The Razorcuts - Storyteller / The World Keeps Turning (Re-issues) (Optic Nerve Records) 2

The Razorcuts – Storyteller / The World Keeps Turning (Re-issues) (Optic Nerve Records)

There really is no good reason as to why The Razorcuts never became household names. Arguably, their debut single proper, ‘Big Pink Cake‘, remains their best known song, if indeed the term “best known” could even apply to them, but that’s a crying shame because, while that was an interesting post-punk curio, it’s a bit like comparing post-John Foxx output by Ultravox with their earliest material. Skip just two years to 1988 and Storyteller, and it becomes abundantly clear that the band held a lot more depth than any of us initially would ever have imagined.

If anything, The Razorcuts were ahead of their time, clearly having been influenced, unlike most British bands of the period, partly by the alternative indie sounds coming from American college radio – possibly most notably R.E.M. – but also the ultra-melodic jangle pop of Orange Juice, while at the same time crucially developing a sound that ought to have seen them celebrated as, if not the godfathers of shoegaze, then at least the genre’s kindly uncle. That said, if anyone were to claim they fit squarely into that particular musical bracket, they really would end up looking rather silly.

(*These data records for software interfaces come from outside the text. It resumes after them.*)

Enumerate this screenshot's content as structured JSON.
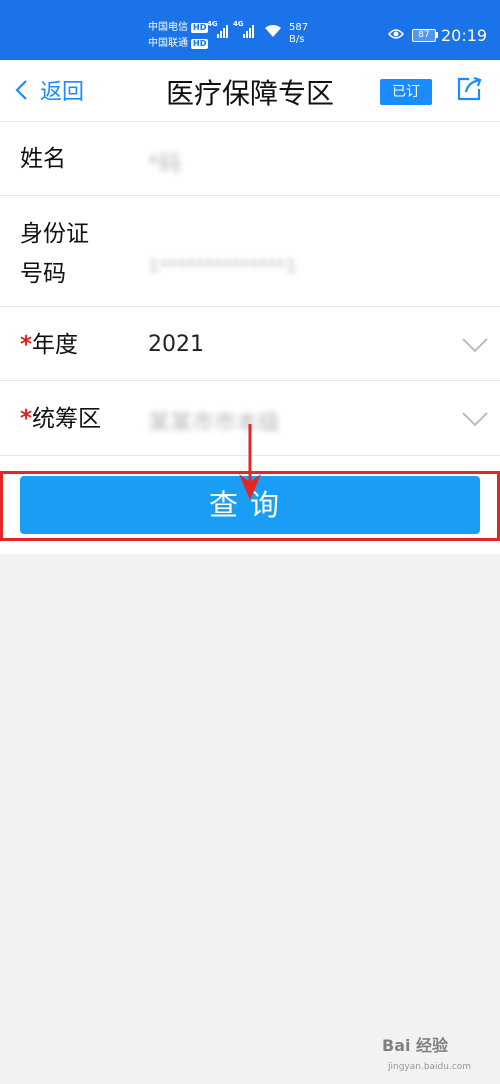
{
  "status_bar": {
    "carrier_1": "中国电信",
    "carrier_2": "中国联通",
    "hd_label": "HD",
    "signal_tag": "4G",
    "net_speed_value": "587",
    "net_speed_unit": "B/s",
    "battery": "87",
    "time": "20:19"
  },
  "nav": {
    "back_label": "返回",
    "title": "医疗保障专区",
    "subscribed_label": "已订"
  },
  "form": {
    "name_label": "姓名",
    "name_value": "*码",
    "id_label_line1": "身份证",
    "id_label_line2": "号码",
    "id_value": "1**************1",
    "year_label": "年度",
    "year_value": "2021",
    "region_label": "统筹区",
    "region_value": "某某市市本级",
    "required_mark": "*"
  },
  "query_button": {
    "label": "查询"
  },
  "watermark": {
    "text": "Bai 经验",
    "sub": "jingyan.baidu.com"
  },
  "colors": {
    "status_bar": "#1a73e8",
    "accent": "#1a8cff",
    "button": "#1a9ef5",
    "highlight": "#e32626"
  }
}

Both the title track of Storyteller and ‘Try‘, which follows it, are bright and breezy numbers full of carefree abandon before the utterly lovely ‘A Contract With God‘ injects the most glorious sunshine into your soul, its blissful aura having more in common with the likes of Chapterhouse and even The Charlatans at their most charming.

The shimmering Byrds like guitars are an ever-present throughout Storyteller, which is perhaps the key thing that makes it such a vibrantly joyful record. If life was fair, the gorgeous ‘Jade‘ or the mesmerisingly pretty string-enhanced ‘Brighter Now‘ at the very least should have propelled them into the limelight for many years to come. There’s even a hark back to their ‘Big Pink Cake‘ days on the Buzzcocks like ‘I’ll Still be There‘. But sadly it wasn’t to be, and just one year – and one album – later, it was all over.

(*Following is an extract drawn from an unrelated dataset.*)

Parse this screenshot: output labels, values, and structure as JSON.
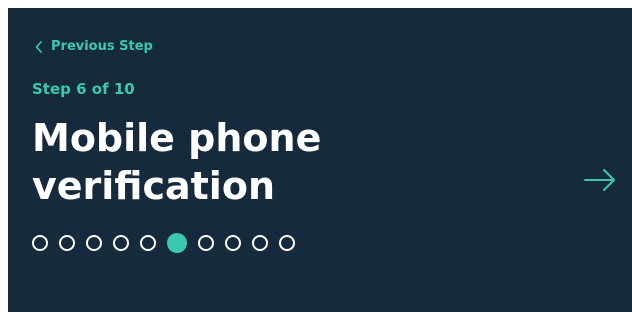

But what a great album it was…

I suppose if there IS a criticism to be made of 1989’s The World Keeps Turning, it’s merely the fact that there really isn’t a great deal of musical development. No boundary pushing here, but quite frankly who cares? These are just beautifully crafted tunes above all – they didn’t need any bells and whistles adding.

Still, I’m sure the band would argue that it opens with ‘Goodnight England‘, a pared back yet huge sounding semi-ballad in 3/4 time, which is admittedly something of an unexpected diversion, but then, immediately afterwards, we’re back into very familiar territory. What’s notable is how many of these songs have pleasingly euphoric pay-offs – see ‘Change‘ as a case in point – and the way frontman Gregory Webster effortlessly flits between the 12-string guitar effects of Roger McGuinn and the arpeggioed alt pop sound that recalls Johnny Marr.

Side two’s ‘Across The Meadow‘ puts us right back in that lazy, hazy, perfect picnic afternoon and we’re in no hurry to leave, the band soundtracking what feels like halcyon days – even if they are only in our heads – right through to the laid-back richness of the title track. Never has a band embodied the word ‘lovely’ than The Razorcuts.

The two vinyl re-issues both come, stunningly packaged, as part of a double album. Storyteller is coupled with eight early recordings, while The World Keeps Turning incorporates Selected Recordings 1986-1992 amongst its riches. Probably the most aesthetically pleasing of these is the latter long player’s ‘Sometimes‘, which brings the curtain down on proceedings, but there’s little to choose between them in all honesty. Plus the extensive sleeve notes in the 12″ colour booklets on the two respective records are quite exquisite.

It’s time to revisit The Razorcuts – they’re more than worth your precious time.

Storyteller and The World Keeps Turning are both released on double vinyl, on 20th June, through Optic Nerve Records.

God is in the TV is an online music and culture fanzine founded in Cardiff by the editor Bill Cummings in 2003. GIITTV Bill has developed the site with the aid of a team of sub-editors and writers from across Britain, covering a wide range of music from unsigned and independent artists to major releases.